# [SOURCE DATA]
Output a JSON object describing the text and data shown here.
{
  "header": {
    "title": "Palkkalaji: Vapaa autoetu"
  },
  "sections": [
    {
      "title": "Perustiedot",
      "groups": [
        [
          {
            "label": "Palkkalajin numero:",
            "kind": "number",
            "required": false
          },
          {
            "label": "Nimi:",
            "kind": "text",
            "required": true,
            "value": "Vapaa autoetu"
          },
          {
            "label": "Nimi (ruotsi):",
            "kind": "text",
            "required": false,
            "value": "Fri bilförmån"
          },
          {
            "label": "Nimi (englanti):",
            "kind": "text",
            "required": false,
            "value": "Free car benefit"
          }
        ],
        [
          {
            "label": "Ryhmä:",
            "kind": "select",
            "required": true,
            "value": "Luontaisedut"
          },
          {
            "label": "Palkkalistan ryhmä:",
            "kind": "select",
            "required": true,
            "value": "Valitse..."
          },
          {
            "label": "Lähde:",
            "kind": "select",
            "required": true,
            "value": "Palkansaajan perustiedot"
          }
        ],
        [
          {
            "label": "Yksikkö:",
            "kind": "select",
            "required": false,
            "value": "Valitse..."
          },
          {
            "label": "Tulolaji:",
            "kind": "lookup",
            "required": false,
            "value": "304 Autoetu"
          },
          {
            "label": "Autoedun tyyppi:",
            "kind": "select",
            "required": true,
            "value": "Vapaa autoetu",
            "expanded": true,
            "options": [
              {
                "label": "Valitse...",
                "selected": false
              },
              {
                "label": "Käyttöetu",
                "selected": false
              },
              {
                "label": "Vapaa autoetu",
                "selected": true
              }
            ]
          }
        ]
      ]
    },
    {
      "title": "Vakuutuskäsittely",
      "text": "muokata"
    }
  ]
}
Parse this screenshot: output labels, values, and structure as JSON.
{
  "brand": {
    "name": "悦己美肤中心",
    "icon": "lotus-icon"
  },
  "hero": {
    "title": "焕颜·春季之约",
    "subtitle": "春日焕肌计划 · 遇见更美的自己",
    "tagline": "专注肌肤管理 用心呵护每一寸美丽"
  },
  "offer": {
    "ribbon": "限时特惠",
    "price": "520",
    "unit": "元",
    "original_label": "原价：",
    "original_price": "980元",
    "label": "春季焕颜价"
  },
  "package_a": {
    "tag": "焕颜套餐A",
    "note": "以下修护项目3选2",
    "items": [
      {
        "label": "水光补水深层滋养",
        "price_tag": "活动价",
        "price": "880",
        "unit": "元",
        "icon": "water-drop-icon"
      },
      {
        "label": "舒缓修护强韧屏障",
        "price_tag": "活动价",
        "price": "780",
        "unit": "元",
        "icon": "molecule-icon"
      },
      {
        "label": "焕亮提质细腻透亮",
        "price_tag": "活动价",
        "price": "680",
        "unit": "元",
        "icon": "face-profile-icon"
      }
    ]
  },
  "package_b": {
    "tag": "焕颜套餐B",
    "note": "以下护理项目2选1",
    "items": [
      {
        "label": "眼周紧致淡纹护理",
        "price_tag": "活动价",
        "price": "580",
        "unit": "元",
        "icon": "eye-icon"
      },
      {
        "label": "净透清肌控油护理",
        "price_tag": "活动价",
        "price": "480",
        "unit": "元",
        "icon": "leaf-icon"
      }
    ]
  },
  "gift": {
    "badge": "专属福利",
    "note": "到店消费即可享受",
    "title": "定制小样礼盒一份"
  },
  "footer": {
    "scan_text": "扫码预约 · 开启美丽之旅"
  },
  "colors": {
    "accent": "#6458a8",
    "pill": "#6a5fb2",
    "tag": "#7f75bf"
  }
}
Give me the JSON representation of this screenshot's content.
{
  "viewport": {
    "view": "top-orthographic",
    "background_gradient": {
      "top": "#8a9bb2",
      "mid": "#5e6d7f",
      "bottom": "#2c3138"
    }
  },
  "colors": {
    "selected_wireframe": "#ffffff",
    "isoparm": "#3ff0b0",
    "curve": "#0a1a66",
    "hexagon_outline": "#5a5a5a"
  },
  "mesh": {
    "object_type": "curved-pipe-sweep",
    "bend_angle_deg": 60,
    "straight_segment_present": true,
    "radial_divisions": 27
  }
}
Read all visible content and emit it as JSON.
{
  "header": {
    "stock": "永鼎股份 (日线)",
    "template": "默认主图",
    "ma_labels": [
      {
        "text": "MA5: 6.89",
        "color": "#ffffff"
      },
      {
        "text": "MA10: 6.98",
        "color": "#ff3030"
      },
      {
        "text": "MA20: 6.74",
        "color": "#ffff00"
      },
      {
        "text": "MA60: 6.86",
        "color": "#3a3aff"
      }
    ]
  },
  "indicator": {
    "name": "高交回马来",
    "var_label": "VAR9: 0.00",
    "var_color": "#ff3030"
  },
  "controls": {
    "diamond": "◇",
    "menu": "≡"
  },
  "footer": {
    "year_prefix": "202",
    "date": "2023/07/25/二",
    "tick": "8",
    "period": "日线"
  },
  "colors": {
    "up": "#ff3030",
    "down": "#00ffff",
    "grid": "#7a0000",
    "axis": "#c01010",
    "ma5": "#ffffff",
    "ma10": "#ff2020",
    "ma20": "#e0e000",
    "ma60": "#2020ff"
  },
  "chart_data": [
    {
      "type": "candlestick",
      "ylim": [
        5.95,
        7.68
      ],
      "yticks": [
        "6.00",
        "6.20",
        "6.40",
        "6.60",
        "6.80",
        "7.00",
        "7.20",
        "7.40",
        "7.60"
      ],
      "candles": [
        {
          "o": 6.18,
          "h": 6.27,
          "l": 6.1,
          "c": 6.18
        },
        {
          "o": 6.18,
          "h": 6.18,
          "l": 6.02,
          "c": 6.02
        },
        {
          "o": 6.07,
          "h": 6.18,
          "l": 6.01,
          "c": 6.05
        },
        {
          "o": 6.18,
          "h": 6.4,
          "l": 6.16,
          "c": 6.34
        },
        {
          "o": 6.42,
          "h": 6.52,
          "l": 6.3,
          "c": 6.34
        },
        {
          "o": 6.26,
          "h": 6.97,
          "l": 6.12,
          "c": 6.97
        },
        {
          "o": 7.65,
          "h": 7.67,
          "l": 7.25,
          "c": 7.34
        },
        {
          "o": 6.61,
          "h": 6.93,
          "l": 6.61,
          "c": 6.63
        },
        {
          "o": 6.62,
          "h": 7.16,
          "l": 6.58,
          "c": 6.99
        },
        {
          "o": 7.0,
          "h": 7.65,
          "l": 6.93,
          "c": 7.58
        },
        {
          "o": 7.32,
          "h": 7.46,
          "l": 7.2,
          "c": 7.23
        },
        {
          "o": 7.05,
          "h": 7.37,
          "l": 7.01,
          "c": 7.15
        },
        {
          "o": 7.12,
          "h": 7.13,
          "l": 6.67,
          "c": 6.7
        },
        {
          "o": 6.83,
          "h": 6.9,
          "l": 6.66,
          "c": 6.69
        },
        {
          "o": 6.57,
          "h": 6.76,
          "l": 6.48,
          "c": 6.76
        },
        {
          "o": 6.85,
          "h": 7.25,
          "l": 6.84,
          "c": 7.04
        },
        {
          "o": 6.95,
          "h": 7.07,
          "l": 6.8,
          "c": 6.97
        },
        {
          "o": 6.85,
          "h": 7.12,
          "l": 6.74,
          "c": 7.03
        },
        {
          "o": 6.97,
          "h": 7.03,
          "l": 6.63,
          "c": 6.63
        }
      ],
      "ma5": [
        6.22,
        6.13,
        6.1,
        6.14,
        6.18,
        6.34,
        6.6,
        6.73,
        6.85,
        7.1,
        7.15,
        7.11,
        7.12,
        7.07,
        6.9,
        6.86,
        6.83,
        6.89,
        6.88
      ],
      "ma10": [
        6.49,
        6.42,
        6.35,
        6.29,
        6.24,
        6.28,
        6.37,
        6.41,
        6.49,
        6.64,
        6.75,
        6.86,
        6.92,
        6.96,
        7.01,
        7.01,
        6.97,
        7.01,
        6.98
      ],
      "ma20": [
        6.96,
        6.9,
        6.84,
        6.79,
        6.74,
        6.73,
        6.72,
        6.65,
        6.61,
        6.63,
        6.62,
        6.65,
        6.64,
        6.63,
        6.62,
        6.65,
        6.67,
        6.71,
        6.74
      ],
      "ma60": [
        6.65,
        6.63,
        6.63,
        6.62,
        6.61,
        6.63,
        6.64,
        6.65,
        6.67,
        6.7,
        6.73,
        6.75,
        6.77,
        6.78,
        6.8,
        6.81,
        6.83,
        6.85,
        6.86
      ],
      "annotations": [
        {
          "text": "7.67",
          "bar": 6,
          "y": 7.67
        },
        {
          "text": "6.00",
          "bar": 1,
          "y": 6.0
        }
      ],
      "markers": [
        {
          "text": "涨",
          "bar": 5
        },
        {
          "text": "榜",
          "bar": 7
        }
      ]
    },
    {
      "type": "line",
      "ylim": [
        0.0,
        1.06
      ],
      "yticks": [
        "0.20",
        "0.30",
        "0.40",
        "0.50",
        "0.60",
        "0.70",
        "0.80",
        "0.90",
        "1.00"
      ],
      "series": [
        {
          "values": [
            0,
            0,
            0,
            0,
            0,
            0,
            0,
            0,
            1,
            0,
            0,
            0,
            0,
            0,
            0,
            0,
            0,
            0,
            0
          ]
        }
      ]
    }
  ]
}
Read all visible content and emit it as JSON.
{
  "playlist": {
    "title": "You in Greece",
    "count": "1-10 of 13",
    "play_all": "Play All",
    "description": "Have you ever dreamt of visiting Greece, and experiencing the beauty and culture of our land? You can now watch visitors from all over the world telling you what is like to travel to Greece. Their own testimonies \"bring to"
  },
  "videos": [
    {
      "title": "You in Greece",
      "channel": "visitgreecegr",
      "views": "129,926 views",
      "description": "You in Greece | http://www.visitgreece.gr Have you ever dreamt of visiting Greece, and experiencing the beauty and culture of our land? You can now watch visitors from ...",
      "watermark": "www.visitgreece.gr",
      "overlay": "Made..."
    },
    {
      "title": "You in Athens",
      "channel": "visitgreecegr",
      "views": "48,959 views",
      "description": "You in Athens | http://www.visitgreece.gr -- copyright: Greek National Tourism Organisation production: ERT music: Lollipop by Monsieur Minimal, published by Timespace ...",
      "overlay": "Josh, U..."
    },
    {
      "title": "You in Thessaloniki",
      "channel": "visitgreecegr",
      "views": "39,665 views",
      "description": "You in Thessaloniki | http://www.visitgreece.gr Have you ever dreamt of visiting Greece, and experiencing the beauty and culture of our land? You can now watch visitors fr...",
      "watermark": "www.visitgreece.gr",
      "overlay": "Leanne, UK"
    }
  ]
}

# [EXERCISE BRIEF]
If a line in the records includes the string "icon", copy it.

# [OUTPUT OF THE EXERCISE]
    "icon": "lotus-icon"
        "icon": "water-drop-icon"
        "icon": "molecule-icon"
        "icon": "face-profile-icon"
        "icon": "eye-icon"
        "icon": "leaf-icon"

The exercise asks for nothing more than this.